*** PROVIDED RECORDS ***

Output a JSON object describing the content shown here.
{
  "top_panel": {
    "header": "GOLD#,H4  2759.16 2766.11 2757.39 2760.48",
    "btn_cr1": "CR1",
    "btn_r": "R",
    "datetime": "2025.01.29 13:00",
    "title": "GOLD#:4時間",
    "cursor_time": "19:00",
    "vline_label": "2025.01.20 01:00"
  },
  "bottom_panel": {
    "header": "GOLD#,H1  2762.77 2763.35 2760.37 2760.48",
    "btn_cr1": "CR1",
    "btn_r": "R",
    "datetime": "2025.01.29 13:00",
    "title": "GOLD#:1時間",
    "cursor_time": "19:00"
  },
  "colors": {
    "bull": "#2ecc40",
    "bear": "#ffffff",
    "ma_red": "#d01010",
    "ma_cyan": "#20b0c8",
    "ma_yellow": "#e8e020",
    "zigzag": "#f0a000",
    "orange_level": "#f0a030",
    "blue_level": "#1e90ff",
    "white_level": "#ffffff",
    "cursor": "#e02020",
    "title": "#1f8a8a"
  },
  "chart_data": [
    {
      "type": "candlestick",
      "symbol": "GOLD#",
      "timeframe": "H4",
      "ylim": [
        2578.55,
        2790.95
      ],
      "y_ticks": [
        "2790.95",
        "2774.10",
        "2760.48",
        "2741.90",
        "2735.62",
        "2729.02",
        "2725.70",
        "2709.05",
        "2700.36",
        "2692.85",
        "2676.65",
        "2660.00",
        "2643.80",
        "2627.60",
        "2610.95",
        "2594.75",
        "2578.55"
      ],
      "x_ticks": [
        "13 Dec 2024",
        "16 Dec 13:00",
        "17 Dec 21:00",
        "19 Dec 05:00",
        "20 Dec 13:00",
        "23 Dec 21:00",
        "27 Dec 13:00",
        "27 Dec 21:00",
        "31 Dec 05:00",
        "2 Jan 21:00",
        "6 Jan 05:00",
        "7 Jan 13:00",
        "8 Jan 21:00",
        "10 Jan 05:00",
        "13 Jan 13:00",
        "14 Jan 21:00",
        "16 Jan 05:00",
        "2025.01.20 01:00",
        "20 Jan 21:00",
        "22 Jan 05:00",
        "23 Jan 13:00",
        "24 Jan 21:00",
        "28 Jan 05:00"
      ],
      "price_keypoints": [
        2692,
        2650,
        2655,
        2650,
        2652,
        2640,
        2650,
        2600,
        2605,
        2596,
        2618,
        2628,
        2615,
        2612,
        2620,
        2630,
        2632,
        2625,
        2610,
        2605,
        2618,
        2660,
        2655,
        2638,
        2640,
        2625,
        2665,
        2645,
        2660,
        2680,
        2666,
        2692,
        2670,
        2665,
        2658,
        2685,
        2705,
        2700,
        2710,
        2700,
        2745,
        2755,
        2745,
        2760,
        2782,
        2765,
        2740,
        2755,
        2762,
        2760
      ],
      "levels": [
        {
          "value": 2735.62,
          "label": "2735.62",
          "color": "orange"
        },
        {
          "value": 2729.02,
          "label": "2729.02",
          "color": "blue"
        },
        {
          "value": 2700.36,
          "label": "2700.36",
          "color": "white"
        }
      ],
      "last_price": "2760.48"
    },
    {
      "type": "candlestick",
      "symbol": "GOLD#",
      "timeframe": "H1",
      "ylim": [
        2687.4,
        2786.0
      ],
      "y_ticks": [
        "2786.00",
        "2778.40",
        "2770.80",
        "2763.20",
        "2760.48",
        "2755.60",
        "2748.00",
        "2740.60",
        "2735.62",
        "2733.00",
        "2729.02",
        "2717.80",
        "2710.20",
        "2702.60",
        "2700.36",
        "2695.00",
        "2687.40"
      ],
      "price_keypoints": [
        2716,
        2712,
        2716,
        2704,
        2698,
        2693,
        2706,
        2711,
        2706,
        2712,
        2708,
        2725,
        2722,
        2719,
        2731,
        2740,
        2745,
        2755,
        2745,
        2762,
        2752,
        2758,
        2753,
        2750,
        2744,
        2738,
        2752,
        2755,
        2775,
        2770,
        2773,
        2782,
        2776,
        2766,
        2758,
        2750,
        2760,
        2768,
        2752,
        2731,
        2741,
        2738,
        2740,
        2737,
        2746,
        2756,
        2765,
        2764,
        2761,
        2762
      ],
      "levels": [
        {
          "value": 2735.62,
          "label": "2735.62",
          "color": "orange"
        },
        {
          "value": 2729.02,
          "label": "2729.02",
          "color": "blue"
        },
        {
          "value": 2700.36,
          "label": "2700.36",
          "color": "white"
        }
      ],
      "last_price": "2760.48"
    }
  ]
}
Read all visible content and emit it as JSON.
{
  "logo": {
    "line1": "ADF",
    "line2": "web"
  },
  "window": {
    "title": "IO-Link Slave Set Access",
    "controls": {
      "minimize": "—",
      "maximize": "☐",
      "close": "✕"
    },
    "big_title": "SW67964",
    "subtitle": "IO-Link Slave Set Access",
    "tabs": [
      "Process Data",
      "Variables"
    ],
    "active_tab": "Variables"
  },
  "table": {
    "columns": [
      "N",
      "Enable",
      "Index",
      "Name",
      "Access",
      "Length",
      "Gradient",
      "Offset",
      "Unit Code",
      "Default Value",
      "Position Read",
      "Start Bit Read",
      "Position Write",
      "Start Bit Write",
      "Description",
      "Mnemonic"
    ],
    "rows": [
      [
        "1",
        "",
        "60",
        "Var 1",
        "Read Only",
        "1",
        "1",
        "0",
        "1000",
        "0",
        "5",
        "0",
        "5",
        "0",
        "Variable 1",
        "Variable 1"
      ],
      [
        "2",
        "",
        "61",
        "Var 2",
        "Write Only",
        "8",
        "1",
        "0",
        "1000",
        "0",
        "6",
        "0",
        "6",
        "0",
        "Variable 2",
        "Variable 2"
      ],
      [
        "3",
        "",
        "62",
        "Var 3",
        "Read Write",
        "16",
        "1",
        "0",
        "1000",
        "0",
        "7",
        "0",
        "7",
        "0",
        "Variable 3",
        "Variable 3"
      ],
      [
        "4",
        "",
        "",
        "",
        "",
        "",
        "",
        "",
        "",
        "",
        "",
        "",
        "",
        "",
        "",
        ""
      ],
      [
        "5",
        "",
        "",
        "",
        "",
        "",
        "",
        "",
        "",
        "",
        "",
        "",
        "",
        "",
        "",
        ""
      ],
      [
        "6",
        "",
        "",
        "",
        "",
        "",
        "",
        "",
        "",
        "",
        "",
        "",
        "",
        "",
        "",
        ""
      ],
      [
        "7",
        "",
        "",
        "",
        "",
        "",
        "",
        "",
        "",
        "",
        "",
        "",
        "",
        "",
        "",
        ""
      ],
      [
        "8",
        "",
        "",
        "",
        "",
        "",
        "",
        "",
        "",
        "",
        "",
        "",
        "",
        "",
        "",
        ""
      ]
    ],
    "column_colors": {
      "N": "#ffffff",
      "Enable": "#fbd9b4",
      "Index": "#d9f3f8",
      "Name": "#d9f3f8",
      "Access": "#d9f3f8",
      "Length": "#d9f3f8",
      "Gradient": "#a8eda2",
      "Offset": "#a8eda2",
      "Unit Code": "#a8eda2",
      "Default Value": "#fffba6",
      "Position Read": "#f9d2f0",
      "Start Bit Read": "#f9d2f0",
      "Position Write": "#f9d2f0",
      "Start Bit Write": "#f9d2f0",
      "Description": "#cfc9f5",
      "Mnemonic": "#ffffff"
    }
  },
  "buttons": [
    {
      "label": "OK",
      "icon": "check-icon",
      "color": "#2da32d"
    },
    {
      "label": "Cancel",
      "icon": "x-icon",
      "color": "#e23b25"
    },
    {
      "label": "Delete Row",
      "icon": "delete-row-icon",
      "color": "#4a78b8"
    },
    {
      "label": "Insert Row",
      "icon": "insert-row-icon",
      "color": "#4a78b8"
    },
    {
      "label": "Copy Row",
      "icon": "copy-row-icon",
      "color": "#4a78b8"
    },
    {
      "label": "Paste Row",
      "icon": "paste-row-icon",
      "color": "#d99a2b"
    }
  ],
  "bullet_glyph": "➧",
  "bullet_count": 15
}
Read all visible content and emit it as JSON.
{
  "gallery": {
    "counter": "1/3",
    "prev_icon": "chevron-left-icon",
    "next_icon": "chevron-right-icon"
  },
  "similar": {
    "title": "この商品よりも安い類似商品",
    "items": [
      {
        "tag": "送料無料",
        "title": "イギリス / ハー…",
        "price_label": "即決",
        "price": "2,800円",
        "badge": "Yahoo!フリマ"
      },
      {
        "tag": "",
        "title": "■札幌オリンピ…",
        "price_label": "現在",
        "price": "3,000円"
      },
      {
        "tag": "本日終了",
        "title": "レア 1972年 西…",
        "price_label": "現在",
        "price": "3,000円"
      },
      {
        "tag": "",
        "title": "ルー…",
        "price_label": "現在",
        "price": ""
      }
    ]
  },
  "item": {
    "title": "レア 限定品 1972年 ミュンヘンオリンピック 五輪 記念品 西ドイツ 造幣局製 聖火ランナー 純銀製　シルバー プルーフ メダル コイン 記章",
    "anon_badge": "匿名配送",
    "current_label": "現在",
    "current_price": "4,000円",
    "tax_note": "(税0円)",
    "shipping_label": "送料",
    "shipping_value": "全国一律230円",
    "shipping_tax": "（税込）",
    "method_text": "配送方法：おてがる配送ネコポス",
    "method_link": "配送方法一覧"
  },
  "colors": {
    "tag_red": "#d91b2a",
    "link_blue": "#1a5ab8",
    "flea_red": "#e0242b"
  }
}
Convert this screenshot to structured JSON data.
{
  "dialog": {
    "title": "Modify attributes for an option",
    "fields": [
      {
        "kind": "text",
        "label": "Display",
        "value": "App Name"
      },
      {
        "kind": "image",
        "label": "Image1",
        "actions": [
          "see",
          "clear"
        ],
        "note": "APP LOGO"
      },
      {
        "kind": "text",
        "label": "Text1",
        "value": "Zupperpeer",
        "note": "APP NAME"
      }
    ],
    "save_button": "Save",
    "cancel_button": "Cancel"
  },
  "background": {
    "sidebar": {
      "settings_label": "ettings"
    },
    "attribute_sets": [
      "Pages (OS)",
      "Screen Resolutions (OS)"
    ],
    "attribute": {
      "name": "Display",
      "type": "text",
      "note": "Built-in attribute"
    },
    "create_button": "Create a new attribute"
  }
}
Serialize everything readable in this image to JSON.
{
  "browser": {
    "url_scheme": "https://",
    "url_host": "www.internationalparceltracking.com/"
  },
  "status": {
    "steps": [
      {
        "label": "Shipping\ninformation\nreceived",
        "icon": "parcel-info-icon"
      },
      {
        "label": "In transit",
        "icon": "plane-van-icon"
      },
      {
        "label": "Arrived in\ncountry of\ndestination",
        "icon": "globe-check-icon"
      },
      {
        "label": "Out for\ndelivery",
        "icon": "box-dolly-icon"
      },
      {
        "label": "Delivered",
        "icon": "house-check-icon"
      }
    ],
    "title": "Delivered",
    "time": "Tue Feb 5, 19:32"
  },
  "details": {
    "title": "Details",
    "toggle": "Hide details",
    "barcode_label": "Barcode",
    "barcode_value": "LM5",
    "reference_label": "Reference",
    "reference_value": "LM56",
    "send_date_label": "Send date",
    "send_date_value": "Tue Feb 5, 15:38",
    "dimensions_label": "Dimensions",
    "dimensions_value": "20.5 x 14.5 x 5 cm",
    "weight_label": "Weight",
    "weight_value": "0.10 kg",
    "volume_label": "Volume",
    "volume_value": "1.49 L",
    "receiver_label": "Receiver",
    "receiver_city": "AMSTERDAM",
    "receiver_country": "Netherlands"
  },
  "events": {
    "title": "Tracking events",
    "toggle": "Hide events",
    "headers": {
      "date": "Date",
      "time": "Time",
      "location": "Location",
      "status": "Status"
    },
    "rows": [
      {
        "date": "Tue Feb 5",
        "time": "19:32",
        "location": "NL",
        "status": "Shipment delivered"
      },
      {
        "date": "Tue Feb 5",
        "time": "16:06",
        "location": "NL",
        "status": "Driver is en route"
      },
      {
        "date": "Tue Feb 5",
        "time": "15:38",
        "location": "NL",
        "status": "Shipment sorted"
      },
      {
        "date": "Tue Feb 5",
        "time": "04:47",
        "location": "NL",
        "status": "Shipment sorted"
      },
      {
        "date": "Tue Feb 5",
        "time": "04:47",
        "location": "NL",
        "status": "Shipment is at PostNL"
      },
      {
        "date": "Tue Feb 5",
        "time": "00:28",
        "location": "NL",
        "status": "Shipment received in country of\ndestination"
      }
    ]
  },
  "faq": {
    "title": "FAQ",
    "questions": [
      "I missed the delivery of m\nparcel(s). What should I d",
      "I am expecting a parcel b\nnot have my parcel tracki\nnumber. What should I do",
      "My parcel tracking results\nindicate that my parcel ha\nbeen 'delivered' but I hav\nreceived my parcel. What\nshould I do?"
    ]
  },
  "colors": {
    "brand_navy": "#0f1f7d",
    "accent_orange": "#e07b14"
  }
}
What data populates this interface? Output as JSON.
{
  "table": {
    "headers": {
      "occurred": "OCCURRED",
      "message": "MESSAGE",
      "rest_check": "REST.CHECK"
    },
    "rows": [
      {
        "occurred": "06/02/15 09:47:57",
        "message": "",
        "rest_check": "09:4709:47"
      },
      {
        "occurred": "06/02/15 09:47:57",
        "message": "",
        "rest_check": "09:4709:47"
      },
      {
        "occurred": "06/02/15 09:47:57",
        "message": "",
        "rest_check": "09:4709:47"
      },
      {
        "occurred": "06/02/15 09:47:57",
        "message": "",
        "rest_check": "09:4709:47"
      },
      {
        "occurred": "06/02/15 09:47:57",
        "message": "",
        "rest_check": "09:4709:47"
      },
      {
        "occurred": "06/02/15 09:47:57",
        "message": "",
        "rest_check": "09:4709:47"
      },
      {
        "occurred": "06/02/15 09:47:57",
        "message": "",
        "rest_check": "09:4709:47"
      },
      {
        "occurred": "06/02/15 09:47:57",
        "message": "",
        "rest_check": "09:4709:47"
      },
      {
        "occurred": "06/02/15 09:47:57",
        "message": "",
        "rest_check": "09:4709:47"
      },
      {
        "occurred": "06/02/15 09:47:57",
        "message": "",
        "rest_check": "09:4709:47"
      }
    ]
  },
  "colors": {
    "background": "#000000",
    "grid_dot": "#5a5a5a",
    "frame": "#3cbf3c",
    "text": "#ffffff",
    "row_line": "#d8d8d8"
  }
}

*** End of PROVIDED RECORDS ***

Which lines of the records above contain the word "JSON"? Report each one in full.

| EXERCISE ANSWER |
Output a JSON object describing the content shown here.
Read all visible content and emit it as JSON.
Read all visible content and emit it as JSON.
Convert this screenshot to structured JSON data.
Serialize everything readable in this image to JSON.
What data populates this interface? Output as JSON.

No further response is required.